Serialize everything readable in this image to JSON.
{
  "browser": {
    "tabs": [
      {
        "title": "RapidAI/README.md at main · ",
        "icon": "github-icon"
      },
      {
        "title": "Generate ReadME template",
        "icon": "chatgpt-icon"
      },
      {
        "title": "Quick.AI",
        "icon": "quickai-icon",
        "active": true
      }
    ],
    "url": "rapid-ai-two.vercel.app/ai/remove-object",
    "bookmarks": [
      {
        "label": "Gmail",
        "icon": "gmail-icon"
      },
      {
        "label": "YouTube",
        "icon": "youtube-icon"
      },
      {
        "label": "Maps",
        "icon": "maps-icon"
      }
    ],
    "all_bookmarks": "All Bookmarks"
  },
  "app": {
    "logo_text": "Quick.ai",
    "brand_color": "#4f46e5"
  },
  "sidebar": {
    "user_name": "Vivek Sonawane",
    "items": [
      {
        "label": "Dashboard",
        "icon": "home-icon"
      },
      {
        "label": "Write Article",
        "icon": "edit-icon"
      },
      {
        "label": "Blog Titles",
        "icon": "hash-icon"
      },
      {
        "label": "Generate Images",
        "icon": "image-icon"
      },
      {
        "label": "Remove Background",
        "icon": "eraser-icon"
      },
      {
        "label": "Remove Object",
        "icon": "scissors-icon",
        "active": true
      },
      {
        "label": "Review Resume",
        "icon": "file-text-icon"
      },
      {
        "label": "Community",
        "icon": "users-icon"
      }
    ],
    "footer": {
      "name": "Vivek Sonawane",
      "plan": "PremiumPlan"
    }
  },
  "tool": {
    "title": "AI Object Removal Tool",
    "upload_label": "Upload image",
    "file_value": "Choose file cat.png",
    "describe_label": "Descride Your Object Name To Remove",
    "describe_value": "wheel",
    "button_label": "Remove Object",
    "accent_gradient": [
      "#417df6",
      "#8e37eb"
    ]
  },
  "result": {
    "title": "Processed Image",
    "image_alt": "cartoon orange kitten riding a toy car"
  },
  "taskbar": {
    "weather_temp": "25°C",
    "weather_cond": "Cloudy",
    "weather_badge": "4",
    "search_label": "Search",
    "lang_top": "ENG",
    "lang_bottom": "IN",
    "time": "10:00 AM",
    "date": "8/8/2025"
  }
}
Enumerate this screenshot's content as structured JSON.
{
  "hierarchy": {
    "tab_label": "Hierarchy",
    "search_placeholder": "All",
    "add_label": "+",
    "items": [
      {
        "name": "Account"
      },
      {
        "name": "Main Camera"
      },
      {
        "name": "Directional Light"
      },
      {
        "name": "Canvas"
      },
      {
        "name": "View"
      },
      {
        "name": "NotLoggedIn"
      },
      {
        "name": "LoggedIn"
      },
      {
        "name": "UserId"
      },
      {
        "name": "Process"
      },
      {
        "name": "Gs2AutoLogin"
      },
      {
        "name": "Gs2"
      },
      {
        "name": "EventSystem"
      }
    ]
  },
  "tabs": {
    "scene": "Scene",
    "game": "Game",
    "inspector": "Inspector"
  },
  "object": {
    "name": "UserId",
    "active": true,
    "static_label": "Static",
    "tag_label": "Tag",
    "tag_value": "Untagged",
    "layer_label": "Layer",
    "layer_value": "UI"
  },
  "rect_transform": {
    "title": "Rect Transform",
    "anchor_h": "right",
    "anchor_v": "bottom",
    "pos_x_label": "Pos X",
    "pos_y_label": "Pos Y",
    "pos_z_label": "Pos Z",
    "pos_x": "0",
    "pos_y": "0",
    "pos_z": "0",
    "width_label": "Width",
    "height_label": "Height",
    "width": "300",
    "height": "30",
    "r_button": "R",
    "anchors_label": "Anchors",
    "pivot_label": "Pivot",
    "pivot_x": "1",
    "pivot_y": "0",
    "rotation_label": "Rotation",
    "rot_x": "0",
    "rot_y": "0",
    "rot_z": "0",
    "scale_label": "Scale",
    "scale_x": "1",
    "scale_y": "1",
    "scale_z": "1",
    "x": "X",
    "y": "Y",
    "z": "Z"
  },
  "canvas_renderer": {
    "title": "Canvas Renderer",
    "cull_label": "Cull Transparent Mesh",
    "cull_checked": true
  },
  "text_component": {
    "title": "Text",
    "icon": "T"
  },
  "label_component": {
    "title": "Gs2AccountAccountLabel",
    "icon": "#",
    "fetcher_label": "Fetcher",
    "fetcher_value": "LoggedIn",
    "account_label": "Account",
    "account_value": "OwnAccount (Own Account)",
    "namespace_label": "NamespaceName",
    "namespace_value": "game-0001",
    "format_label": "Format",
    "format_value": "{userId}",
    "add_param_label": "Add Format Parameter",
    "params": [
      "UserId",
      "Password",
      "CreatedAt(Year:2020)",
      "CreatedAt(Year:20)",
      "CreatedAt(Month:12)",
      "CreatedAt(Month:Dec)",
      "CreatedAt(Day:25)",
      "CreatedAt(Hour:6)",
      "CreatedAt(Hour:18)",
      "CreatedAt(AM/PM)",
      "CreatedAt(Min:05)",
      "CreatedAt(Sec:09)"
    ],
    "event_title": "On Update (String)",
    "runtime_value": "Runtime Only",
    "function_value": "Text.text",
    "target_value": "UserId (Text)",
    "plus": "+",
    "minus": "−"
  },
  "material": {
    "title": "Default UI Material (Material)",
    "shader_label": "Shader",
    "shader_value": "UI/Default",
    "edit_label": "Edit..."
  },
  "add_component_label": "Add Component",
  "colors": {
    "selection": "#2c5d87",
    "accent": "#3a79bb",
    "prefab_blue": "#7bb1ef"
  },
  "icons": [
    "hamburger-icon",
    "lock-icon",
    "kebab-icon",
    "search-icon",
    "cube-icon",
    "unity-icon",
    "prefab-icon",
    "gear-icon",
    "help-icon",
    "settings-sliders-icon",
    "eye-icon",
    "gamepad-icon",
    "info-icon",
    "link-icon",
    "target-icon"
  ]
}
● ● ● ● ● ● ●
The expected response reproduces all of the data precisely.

Written solution:
Serialize everything readable in this image to JSON.
{
  "browser": {
    "tabs": [
      {
        "title": "RapidAI/README.md at main · ",
        "icon": "github-icon"
      },
      {
        "title": "Generate ReadME template",
        "icon": "chatgpt-icon"
      },
      {
        "title": "Quick.AI",
        "icon": "quickai-icon",
        "active": true
      }
    ],
    "url": "rapid-ai-two.vercel.app/ai/remove-object",
    "bookmarks": [
      {
        "label": "Gmail",
        "icon": "gmail-icon"
      },
      {
        "label": "YouTube",
        "icon": "youtube-icon"
      },
      {
        "label": "Maps",
        "icon": "maps-icon"
      }
    ],
    "all_bookmarks": "All Bookmarks"
  },
  "app": {
    "logo_text": "Quick.ai",
    "brand_color": "#4f46e5"
  },
  "sidebar": {
    "user_name": "Vivek Sonawane",
    "items": [
      {
        "label": "Dashboard",
        "icon": "home-icon"
      },
      {
        "label": "Write Article",
        "icon": "edit-icon"
      },
      {
        "label": "Blog Titles",
        "icon": "hash-icon"
      },
      {
        "label": "Generate Images",
        "icon": "image-icon"
      },
      {
        "label": "Remove Background",
        "icon": "eraser-icon"
      },
      {
        "label": "Remove Object",
        "icon": "scissors-icon",
        "active": true
      },
      {
        "label": "Review Resume",
        "icon": "file-text-icon"
      },
      {
        "label": "Community",
        "icon": "users-icon"
      }
    ],
    "footer": {
      "name": "Vivek Sonawane",
      "plan": "PremiumPlan"
    }
  },
  "tool": {
    "title": "AI Object Removal Tool",
    "upload_label": "Upload image",
    "file_value": "Choose file cat.png",
    "describe_label": "Descride Your Object Name To Remove",
    "describe_value": "wheel",
    "button_label": "Remove Object",
    "accent_gradient": [
      "#417df6",
      "#8e37eb"
    ]
  },
  "result": {
    "title": "Processed Image",
    "image_alt": "cartoon orange kitten riding a toy car"
  },
  "taskbar": {
    "weather_temp": "25°C",
    "weather_cond": "Cloudy",
    "weather_badge": "4",
    "search_label": "Search",
    "lang_top": "ENG",
    "lang_bottom": "IN",
    "time": "10:00 AM",
    "date": "8/8/2025"
  }
}
Enumerate this screenshot's content as structured JSON.
{
  "hierarchy": {
    "tab_label": "Hierarchy",
    "search_placeholder": "All",
    "add_label": "+",
    "items": [
      {
        "name": "Account"
      },
      {
        "name": "Main Camera"
      },
      {
        "name": "Directional Light"
      },
      {
        "name": "Canvas"
      },
      {
        "name": "View"
      },
      {
        "name": "NotLoggedIn"
      },
      {
        "name": "LoggedIn"
      },
      {
        "name": "UserId"
      },
      {
        "name": "Process"
      },
      {
        "name": "Gs2AutoLogin"
      },
      {
        "name": "Gs2"
      },
      {
        "name": "EventSystem"
      }
    ]
  },
  "tabs": {
    "scene": "Scene",
    "game": "Game",
    "inspector": "Inspector"
  },
  "object": {
    "name": "UserId",
    "active": true,
    "static_label": "Static",
    "tag_label": "Tag",
    "tag_value": "Untagged",
    "layer_label": "Layer",
    "layer_value": "UI"
  },
  "rect_transform": {
    "title": "Rect Transform",
    "anchor_h": "right",
    "anchor_v": "bottom",
    "pos_x_label": "Pos X",
    "pos_y_label": "Pos Y",
    "pos_z_label": "Pos Z",
    "pos_x": "0",
    "pos_y": "0",
    "pos_z": "0",
    "width_label": "Width",
    "height_label": "Height",
    "width": "300",
    "height": "30",
    "r_button": "R",
    "anchors_label": "Anchors",
    "pivot_label": "Pivot",
    "pivot_x": "1",
    "pivot_y": "0",
    "rotation_label": "Rotation",
    "rot_x": "0",
    "rot_y": "0",
    "rot_z": "0",
    "scale_label": "Scale",
    "scale_x": "1",
    "scale_y": "1",
    "scale_z": "1",
    "x": "X",
    "y": "Y",
    "z": "Z"
  },
  "canvas_renderer": {
    "title": "Canvas Renderer",
    "cull_label": "Cull Transparent Mesh",
    "cull_checked": true
  },
  "text_component": {
    "title": "Text",
    "icon": "T"
  },
  "label_component": {
    "title": "Gs2AccountAccountLabel",
    "icon": "#",
    "fetcher_label": "Fetcher",
    "fetcher_value": "LoggedIn",
    "account_label": "Account",
    "account_value": "OwnAccount (Own Account)",
    "namespace_label": "NamespaceName",
    "namespace_value": "game-0001",
    "format_label": "Format",
    "format_value": "{userId}",
    "add_param_label": "Add Format Parameter",
    "params": [
      "UserId",
      "Password",
      "CreatedAt(Year:2020)",
      "CreatedAt(Year:20)",
      "CreatedAt(Month:12)",
      "CreatedAt(Month:Dec)",
      "CreatedAt(Day:25)",
      "CreatedAt(Hour:6)",
      "CreatedAt(Hour:18)",
      "CreatedAt(AM/PM)",
      "CreatedAt(Min:05)",
      "CreatedAt(Sec:09)"
    ],
    "event_title": "On Update (String)",
    "runtime_value": "Runtime Only",
    "function_value": "Text.text",
    "target_value": "UserId (Text)",
    "plus": "+",
    "minus": "−"
  },
  "material": {
    "title": "Default UI Material (Material)",
    "shader_label": "Shader",
    "shader_value": "UI/Default",
    "edit_label": "Edit..."
  },
  "add_component_label": "Add Component",
  "colors": {
    "selection": "#2c5d87",
    "accent": "#3a79bb",
    "prefab_blue": "#7bb1ef"
  },
  "icons": [
    "hamburger-icon",
    "lock-icon",
    "kebab-icon",
    "search-icon",
    "cube-icon",
    "unity-icon",
    "prefab-icon",
    "gear-icon",
    "help-icon",
    "settings-sliders-icon",
    "eye-icon",
    "gamepad-icon",
    "info-icon",
    "link-icon",
    "target-icon"
  ]
}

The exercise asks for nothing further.